Biotech Updates

Researchers Reveal Plants' Defense Mechanism Against Insect Attack

January 16, 2013

A research study by entomologists from Pennsylvania State University (PSU) suggests that a plant may start to prime its defenses as soon as it gets a whiff of a male fly searching for a mate. The researchers added that once plants smell a sex attractant emitted by true fruit fly males, they appear to prepare chemical defenses that make them less appealing to female flies that could damage the plants by depositing eggs on them.

In a field study, the researchers exposed some plants to the odor of the male fly and then counted the number of exposed and unexposed plants on which female flies laid eggs by noting the distinctive scarring that occurs when females puncture the stem to lay their eggs inside.
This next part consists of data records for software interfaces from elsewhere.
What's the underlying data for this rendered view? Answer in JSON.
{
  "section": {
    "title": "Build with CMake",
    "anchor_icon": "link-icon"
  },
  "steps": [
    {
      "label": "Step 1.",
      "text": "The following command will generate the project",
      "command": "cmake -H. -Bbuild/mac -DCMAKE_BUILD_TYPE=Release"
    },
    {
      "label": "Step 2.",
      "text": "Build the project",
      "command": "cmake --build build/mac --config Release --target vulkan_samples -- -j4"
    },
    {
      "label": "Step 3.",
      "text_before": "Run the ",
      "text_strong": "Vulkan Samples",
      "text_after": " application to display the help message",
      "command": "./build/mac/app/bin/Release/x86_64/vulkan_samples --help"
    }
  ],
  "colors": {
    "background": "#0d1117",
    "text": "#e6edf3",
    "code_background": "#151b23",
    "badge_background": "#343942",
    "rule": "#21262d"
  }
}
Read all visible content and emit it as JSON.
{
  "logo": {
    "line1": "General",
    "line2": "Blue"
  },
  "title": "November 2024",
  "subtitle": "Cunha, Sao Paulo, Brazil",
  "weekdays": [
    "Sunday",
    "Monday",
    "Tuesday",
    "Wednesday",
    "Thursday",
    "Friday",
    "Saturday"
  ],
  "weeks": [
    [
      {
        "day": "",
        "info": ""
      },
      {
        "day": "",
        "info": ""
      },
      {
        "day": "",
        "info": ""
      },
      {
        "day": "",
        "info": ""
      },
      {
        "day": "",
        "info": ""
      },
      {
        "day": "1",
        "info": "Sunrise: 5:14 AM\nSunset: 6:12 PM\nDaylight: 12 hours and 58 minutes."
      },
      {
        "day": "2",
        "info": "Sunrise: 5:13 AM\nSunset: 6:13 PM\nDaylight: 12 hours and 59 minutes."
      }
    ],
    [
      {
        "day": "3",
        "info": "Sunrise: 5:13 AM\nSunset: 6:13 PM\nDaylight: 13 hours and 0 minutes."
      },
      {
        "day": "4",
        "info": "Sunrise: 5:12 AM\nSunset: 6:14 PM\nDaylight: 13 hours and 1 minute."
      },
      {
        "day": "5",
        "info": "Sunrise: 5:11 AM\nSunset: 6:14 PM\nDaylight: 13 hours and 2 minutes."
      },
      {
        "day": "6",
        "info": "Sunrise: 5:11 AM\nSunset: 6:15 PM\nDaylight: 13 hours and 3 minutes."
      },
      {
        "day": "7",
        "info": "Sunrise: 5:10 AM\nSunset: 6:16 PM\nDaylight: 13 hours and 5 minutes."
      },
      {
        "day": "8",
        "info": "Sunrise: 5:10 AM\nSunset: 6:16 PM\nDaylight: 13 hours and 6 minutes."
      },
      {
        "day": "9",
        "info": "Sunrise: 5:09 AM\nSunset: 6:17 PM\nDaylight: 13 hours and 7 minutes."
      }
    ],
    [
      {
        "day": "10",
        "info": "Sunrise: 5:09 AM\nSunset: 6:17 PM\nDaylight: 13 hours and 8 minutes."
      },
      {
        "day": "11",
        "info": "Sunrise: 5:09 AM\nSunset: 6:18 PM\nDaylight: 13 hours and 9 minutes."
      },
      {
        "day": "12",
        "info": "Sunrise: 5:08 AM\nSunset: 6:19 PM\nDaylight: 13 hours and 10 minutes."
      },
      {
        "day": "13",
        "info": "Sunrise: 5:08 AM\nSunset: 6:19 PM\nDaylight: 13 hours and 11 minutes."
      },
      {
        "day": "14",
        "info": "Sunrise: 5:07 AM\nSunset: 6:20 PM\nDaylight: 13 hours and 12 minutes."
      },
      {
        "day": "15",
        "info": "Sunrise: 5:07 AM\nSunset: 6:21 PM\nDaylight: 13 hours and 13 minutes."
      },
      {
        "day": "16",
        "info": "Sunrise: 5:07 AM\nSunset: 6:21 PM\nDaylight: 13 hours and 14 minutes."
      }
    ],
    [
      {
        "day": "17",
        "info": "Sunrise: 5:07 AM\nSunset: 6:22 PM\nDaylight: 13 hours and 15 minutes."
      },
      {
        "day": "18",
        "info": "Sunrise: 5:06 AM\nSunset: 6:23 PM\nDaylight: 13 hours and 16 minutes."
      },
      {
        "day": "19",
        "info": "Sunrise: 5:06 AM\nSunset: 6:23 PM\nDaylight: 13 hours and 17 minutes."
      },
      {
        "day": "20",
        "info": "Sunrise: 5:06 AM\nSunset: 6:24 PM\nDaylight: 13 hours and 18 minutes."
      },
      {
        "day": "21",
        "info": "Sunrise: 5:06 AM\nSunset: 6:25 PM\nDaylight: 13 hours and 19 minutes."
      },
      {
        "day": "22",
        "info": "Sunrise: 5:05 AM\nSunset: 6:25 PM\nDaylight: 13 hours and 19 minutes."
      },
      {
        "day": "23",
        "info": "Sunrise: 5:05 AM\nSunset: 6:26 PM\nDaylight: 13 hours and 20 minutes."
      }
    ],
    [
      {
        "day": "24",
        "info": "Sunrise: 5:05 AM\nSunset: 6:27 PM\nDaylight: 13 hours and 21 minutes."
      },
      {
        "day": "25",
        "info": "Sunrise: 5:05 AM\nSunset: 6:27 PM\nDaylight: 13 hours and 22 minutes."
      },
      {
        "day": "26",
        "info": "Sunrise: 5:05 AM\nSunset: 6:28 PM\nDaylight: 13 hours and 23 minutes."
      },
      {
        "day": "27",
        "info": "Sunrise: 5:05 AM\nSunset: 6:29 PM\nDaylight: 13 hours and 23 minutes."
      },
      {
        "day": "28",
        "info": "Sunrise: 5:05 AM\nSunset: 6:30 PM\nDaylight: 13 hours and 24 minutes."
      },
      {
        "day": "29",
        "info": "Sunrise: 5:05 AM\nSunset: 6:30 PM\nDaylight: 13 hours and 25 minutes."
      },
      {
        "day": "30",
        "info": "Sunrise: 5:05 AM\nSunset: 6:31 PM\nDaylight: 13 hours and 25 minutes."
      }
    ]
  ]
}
The researchers found that females were significantly less likely to lay eggs on plants exposed to the male emission and about four times more likely to lay eggs on plants in a control group that were not exposed to this odor cue.

View PSU's news release at